What is the count of lines in the data that hold the string "icon"? State the number alone.

THE RECORDS START

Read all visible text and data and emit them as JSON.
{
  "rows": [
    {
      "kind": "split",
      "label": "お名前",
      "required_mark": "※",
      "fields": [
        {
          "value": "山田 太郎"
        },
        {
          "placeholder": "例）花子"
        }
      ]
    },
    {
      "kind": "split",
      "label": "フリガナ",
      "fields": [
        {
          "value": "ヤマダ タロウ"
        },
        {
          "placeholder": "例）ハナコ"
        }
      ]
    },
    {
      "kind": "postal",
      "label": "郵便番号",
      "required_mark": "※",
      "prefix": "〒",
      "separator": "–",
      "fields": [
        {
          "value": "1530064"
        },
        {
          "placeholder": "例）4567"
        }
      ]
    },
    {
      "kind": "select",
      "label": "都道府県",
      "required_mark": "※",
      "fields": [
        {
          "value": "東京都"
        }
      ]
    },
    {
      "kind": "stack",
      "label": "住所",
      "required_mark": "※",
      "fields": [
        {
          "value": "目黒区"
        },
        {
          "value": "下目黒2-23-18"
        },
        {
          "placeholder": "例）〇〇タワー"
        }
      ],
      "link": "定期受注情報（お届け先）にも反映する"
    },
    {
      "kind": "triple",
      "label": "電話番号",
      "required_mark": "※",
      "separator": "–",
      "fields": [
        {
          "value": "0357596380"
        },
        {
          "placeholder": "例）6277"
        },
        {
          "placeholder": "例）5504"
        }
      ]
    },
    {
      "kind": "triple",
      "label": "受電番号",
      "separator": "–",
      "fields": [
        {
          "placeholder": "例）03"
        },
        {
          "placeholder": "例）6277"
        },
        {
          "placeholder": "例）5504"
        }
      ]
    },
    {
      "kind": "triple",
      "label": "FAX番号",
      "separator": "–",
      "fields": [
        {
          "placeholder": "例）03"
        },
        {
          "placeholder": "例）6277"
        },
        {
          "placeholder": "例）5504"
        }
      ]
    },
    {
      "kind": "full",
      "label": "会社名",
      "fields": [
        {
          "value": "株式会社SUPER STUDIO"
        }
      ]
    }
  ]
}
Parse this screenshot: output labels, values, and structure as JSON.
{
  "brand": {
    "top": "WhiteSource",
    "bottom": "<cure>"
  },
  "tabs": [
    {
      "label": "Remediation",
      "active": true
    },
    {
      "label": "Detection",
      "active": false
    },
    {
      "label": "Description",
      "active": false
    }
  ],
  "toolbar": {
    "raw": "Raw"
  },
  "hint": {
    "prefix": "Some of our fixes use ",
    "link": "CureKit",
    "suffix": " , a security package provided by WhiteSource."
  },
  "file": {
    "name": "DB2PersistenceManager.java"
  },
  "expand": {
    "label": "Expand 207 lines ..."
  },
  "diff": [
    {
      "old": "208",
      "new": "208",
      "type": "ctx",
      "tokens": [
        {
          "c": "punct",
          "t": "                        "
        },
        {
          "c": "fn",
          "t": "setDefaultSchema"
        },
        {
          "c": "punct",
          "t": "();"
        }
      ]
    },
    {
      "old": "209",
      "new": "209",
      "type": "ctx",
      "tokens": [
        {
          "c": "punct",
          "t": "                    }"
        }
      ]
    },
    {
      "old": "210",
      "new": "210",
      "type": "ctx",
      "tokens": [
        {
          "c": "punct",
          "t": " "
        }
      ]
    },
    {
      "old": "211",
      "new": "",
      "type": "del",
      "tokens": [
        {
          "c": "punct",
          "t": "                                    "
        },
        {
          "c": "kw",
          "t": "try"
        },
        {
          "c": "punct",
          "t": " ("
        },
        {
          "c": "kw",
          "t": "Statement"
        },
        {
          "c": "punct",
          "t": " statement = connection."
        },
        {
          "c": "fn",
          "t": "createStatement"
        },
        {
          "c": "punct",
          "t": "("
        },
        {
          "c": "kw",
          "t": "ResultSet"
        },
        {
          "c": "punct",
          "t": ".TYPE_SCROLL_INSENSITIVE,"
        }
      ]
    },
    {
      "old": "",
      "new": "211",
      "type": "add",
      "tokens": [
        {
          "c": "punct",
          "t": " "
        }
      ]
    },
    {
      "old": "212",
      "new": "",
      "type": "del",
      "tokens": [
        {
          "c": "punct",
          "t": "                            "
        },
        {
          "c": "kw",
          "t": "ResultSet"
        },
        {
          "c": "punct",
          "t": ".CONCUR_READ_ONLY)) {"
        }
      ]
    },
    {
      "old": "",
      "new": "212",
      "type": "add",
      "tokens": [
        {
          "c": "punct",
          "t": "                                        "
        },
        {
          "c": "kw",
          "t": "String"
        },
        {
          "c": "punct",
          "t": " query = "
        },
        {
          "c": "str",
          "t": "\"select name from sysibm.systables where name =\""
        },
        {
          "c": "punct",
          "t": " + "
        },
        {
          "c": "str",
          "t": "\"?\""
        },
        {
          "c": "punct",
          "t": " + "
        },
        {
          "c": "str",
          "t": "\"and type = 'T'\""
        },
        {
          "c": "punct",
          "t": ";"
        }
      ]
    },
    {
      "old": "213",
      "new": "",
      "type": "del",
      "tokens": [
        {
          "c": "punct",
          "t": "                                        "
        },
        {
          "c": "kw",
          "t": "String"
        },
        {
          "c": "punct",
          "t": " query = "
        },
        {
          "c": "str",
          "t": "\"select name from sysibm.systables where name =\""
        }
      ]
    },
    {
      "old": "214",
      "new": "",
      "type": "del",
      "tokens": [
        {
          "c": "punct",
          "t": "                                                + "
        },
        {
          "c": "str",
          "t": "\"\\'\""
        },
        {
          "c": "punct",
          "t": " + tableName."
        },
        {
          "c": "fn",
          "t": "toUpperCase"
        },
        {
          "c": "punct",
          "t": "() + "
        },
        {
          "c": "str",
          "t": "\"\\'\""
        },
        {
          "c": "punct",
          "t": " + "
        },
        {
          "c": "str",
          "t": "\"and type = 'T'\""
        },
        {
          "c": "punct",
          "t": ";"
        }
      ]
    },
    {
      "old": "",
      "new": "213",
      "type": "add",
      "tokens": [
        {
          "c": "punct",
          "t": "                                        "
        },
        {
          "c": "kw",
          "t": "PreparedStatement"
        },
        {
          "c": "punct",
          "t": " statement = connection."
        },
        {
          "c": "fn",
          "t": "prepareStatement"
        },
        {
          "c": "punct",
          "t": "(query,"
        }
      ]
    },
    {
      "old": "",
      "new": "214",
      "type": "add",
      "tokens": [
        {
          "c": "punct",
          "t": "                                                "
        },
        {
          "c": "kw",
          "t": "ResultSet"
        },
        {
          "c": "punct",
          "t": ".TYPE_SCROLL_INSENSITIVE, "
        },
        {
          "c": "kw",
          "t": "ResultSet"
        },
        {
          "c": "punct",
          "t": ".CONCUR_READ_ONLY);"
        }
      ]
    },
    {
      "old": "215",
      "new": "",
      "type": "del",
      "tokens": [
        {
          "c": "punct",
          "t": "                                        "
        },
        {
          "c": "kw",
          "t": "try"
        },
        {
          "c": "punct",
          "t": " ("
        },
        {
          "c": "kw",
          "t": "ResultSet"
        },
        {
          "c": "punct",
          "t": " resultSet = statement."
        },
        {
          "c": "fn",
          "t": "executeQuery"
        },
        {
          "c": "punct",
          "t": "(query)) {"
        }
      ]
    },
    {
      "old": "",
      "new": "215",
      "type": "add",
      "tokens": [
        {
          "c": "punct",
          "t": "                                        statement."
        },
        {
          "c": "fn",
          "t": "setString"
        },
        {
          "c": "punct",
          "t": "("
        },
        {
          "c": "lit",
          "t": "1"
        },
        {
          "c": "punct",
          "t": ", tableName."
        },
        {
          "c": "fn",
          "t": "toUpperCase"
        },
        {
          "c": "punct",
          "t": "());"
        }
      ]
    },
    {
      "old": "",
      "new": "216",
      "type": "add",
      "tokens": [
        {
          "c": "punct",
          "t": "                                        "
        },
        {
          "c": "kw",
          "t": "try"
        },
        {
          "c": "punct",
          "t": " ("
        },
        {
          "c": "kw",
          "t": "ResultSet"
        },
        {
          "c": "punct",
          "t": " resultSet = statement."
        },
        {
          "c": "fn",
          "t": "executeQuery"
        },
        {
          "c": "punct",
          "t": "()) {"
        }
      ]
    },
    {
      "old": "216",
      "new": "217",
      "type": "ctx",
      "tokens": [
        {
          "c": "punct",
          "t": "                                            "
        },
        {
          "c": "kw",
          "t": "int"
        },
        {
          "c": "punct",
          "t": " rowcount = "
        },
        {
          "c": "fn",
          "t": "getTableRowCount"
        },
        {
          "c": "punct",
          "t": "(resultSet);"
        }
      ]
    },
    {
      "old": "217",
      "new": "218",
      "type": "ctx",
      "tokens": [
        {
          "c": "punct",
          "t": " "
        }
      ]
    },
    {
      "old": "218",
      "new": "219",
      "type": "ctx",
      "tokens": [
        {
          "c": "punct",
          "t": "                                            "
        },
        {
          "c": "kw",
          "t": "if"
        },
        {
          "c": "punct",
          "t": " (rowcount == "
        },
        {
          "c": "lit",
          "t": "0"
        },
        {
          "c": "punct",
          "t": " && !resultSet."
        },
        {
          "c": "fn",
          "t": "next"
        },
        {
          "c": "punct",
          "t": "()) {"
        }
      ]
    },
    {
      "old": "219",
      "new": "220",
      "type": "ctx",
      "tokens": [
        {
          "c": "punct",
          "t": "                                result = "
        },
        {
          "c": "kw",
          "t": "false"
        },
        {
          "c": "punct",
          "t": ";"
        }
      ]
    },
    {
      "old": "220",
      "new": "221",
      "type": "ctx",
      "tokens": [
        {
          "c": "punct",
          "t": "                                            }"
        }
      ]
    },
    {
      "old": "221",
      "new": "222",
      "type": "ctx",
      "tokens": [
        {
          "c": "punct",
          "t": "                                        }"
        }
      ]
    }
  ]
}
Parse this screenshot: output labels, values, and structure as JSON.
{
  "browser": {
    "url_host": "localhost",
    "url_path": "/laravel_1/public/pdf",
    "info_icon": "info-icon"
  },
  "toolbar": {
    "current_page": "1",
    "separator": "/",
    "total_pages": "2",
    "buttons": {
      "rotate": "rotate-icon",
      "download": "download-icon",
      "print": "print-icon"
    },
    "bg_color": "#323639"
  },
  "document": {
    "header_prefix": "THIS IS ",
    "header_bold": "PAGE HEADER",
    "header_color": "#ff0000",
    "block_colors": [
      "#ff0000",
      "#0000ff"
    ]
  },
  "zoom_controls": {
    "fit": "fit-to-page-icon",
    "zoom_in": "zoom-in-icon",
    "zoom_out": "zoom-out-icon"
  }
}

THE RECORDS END

SOLUTION BELOW: 7